Cannabis Regulation in BC | 3 New Bills and What You Need to Know About Them

April 27, 2018

An Introduction to BC’s Recently Proposed Cannabis Laws

On April 26, 2018, BC introduced three new bills with respect to the legalization of cannabis in the province. These bills tie into Canada’s proposed Cannabis Act, and won’t come into force until the federal laws are in place.

In brief, BC’s proposed legislative regime consists of three new laws, as follows:

1. Cannabis Distribution Act (CDA)

The Cannabis Distribution Act (Bill 31) authorizes the BC government to buy and sell cannabis and cannabis accessories, and to establish and operate warehouses, stores and an online sales system.

Some highlights of Bill 31 include:

  • Limited Application – the bill does not apply to medical cannabis or industrial hemp;
  • Minors – sale of cannabis or cannabis accessories to an individual under the age of 19 is prohibited;
  • Government Purchase – the government may only purchase cannabis from a federal producer, must keep records of such cannabis, and must take adequate measures to reduce the risk that it is diverted to an illicit market or activity;
  • Revenue – cannabis revenue must first go to the administration of the Act, with any amounts leftover paid into the consolidated revenue fund;
  • Ties to Liquor Distribution – it is likely that the General Manager of the Liquor Distribution Branch will be the administrator of this Act.

2. Cannabis Control and Licensing Act (CCLA)

The Cannabis Control and Licensing Act (Bill 30) regulates the possession, sale, supply, production and consumption of cannabis.
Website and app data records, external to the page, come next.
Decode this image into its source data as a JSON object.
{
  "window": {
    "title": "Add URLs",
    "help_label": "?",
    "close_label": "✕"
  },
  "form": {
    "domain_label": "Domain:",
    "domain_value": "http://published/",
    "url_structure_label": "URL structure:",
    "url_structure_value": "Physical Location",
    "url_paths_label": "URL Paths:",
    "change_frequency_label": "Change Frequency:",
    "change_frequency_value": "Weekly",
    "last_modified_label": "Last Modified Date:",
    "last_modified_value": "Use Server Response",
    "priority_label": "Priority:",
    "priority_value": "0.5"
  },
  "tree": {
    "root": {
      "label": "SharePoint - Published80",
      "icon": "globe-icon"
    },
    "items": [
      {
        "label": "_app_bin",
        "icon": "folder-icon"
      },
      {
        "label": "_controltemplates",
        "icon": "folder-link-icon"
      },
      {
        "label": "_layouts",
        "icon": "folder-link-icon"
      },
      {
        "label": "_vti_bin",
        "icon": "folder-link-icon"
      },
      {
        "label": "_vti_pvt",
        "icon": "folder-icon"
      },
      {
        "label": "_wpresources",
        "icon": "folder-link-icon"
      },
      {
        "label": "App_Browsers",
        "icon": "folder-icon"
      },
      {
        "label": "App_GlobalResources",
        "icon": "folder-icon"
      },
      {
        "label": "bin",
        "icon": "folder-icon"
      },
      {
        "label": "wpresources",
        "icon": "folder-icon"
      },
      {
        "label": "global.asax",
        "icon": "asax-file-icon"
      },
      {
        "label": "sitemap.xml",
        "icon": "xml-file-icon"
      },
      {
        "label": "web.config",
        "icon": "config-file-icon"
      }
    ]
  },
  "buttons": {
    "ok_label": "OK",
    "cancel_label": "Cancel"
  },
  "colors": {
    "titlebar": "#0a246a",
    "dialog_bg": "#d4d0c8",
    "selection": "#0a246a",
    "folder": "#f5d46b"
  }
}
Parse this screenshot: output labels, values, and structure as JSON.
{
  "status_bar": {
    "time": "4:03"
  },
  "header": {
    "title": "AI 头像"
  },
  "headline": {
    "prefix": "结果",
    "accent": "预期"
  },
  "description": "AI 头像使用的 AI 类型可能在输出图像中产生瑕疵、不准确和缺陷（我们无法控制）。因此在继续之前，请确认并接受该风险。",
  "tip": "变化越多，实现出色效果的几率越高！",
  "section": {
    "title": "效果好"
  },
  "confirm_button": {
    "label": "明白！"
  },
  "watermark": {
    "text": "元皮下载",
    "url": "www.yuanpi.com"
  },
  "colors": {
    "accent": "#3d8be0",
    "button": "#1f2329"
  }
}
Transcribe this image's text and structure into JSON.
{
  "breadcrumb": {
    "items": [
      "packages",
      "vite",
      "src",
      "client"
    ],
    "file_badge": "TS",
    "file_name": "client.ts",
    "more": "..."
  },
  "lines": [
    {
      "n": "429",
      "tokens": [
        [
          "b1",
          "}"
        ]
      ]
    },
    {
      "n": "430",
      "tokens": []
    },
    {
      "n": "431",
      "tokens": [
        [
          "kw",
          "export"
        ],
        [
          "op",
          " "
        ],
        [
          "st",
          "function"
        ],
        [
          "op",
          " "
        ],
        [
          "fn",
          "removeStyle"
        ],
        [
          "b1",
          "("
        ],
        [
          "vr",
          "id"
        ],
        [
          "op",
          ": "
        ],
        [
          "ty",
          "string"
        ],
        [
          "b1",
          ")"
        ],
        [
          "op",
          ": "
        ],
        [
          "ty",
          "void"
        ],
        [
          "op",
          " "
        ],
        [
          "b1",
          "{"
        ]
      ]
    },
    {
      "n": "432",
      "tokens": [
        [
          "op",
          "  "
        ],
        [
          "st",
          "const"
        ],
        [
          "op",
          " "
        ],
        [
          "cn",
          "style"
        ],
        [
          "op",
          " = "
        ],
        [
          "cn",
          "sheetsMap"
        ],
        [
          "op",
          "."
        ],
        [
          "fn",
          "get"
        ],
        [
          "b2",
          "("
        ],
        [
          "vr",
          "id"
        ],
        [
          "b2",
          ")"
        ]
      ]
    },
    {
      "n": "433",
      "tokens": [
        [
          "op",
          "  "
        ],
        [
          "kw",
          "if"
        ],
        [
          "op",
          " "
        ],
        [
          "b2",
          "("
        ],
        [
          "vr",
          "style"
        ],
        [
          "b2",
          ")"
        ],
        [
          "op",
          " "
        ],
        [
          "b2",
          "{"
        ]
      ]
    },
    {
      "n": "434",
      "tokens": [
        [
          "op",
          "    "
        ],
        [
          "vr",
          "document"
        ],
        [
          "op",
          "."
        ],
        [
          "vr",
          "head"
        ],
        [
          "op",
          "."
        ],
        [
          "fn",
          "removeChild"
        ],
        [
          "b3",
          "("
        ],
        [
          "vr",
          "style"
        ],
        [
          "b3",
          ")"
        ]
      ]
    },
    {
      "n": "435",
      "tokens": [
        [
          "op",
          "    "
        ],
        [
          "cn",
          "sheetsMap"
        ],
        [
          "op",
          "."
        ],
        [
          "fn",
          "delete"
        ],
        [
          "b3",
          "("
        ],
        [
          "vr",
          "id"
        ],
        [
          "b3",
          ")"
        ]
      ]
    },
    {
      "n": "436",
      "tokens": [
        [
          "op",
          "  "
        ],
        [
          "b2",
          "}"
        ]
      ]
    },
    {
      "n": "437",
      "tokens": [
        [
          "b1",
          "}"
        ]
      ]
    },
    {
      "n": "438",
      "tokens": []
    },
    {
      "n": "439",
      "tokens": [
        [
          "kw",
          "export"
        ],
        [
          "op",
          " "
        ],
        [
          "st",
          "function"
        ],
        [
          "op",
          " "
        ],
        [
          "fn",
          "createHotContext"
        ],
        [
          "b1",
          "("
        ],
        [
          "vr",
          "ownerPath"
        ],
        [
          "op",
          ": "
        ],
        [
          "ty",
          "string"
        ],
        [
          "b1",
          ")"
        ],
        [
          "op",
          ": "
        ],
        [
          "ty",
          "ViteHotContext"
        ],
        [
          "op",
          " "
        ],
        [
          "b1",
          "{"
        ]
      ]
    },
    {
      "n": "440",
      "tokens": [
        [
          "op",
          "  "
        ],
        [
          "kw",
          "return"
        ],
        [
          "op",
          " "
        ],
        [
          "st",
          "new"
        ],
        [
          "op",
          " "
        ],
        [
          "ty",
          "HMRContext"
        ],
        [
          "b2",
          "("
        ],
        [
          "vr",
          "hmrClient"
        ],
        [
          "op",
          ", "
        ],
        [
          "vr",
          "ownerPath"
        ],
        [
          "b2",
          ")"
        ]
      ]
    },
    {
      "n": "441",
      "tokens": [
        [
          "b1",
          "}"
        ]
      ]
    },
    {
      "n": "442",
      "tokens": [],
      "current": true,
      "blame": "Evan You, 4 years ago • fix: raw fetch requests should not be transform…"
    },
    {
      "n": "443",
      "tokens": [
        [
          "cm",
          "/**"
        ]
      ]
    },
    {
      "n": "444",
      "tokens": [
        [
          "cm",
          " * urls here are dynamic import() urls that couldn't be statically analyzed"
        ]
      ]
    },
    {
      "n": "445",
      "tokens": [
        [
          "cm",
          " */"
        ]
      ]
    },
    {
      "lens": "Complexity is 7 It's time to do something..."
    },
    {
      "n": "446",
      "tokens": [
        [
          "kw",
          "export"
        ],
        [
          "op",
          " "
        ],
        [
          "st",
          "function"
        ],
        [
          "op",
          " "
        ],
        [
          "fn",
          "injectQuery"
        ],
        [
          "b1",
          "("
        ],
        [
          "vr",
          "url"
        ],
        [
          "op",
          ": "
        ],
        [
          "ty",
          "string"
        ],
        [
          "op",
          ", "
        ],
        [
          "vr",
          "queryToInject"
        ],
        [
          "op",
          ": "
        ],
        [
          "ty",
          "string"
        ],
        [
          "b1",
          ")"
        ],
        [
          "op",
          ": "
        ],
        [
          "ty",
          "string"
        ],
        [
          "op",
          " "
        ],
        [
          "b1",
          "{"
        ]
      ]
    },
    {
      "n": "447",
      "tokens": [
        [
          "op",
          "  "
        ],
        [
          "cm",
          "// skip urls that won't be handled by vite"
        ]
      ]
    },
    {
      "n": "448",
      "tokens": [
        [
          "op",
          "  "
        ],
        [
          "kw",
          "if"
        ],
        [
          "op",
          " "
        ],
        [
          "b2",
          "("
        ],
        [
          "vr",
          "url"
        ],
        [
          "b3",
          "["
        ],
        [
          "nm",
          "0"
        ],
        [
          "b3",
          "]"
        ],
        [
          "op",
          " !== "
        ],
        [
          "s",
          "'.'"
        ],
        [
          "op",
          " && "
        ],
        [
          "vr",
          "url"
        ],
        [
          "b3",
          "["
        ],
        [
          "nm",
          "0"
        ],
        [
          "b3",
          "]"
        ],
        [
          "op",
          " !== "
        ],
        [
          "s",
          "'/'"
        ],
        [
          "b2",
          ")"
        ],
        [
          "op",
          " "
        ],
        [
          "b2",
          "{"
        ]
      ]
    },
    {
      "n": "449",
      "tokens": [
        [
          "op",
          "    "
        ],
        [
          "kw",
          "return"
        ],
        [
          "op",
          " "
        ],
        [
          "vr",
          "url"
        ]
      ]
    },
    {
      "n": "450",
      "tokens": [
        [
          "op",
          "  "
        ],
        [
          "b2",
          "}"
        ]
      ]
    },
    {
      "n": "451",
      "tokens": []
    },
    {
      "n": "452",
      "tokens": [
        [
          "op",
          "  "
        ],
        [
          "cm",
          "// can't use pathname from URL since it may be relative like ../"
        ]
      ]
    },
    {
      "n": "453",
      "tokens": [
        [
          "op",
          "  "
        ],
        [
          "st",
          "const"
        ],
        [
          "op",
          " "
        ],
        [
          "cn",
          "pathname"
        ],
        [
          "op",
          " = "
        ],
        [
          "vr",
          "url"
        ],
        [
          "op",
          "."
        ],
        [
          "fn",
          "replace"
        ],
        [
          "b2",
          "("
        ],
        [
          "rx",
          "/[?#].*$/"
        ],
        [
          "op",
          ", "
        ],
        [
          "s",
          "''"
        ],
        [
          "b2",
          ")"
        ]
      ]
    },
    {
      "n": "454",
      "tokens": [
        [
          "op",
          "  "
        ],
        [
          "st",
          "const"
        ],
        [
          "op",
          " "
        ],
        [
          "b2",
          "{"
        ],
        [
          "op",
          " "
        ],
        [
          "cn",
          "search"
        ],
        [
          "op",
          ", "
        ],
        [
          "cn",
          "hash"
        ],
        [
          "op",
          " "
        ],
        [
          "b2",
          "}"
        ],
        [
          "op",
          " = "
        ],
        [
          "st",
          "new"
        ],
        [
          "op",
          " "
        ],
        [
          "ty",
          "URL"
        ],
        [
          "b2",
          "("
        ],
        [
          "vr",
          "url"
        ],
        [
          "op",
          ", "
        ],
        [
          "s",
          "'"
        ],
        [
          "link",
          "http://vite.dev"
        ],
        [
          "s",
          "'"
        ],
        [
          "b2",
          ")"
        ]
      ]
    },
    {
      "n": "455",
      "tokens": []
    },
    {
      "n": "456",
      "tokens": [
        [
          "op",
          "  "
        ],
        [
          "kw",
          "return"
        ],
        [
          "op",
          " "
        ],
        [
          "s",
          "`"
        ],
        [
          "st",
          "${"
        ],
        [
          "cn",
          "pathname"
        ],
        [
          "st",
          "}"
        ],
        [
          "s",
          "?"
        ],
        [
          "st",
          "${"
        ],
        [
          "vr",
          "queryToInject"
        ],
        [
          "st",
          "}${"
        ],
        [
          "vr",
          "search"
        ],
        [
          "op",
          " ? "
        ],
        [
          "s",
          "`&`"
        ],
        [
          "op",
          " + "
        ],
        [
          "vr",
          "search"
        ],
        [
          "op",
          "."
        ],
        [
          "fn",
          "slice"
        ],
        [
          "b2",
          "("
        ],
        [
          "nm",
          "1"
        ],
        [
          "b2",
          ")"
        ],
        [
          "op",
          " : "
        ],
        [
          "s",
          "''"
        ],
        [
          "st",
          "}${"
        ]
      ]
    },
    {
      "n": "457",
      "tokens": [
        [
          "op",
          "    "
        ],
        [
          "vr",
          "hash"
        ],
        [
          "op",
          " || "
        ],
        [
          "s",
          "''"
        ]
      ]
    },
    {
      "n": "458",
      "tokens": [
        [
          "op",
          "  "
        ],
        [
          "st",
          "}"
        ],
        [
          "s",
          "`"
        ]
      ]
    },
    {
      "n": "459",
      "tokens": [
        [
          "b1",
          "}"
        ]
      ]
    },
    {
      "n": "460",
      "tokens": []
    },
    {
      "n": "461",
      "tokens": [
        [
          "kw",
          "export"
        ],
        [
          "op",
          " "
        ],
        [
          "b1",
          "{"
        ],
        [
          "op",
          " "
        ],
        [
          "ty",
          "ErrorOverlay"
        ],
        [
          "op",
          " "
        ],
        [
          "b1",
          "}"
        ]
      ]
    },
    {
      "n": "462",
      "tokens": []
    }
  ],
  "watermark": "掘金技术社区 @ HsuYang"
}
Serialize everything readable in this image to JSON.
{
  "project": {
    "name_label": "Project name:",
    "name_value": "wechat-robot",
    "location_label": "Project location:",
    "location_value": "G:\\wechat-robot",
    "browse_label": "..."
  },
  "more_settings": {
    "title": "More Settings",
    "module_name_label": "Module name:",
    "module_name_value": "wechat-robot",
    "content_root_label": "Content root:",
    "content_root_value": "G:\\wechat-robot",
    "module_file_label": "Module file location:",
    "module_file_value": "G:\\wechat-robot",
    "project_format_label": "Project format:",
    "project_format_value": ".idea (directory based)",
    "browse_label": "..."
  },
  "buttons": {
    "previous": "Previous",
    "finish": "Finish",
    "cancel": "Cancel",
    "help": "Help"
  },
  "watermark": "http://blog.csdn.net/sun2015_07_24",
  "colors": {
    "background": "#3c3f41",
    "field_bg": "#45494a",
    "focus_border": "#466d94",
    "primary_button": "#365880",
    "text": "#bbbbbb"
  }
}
It also establishes a licensing scheme for the retail sale of cannabis in private stores and for agents involved in the purchase and sale of cannabis.

Some highlights of Bill 30 include:

  • Notable Definitions:
    • Public Places – prohibitions to use of cannabis in public places, which include vehicles and boats located in an outdoor place open to public view;
    • Indigenous Nations – include treaty First Nations and bands (under the Indian Act);
    • Vehicles – defined broadly to include vehicles under the Motor Vehicle Act, and also bikes, off-road vehicles and others;
  • Sale by Federal Producers – limited right to sell to the government, another federal producer and a person outside BC (in prescribed circumstances);
  • Retail Licences:
    • Fit and Proper – the government may refuse to issue a retail licence to an applicant who is not “fit and proper”, and may consider the applicant’s “associates” (including a person that has direct or indirect influence on the applicant) in making this determination;
    • Terms and Conditions – these may include, amongst others, days and hours of operation, permissible signs, pricing of cannabis, and physical structure and security measures of the establishment;
    • Veto Rights – Indigenous Nations and local governments have a veto right on retail licence applications proposed in their areas;
  • Prohibited Sales – include selling cannabis and cannabis accessories from self-service dispensaries and dispensing devices (like vending machines);
  • Personal Uses:
    • Right to Possess – adults may possess 30g of dried cannabis and a total of 4 cannabis plants per dwelling house (regardless of the number of residents, and those plants may not be visible from a public place);
    • Outdoor Use – prohibited at skating rinks, sports fields, swimming pools, playgrounds, parks and skate parks;
    • Indoor Use – prohibited at workplaces and common areas of apartments, condo buildings, dormitories, bus stops, and in vehicles/boats (even if these are stationary);
    • Arrest – can be arrested if intoxicated from cannabis in a public place;
    • Seizure Powers – include right to seize cannabis that is in plain view and in contravention to the Act;
  • Training and Public Education – specific programs and certificates for those who will work in cannabis retail.

3. Motor Vehicle Amendment Act, 2018

The Motor Vehicle Amendment Act, 2018 (Bill 17) makes amendments to the Motor Vehicle Act that will address drug-affected driving in BC, granting police additional tools to remove drug-affected drivers from the road.

Some highlights of Bill 17 include:

  • Zero Tolerance – prohibition on having any cannabis in a person’s body for prescribed classes of driver’s licences and licences to drive specific classes of vehicles;
  • Drug Screening – expected to be done by way of blood samples to assess blood drug concentration;
  • Driver’s Licence Suspensions – will be for 90 days following the expiry of a 7-day temporary licence.


We understand that the Liquor Distribution Branch, who will be acting as BC’s wholesale distributor of non-medical cannabis, is expected to open the first government-operated retail store by late summer 2018, and is working to implement an e-commerce solution to offer online sales to the public.

What Now?

Stay tuned, as we will be issuing more posts on cannabis regulation and its implications in the near future, including a specific post on Indigenous Nations and their involvement in this new legal framework.

Please feel free to contact us if you have any questions regarding cannabis regulation in BC, or require any assistance navigating these new requirements.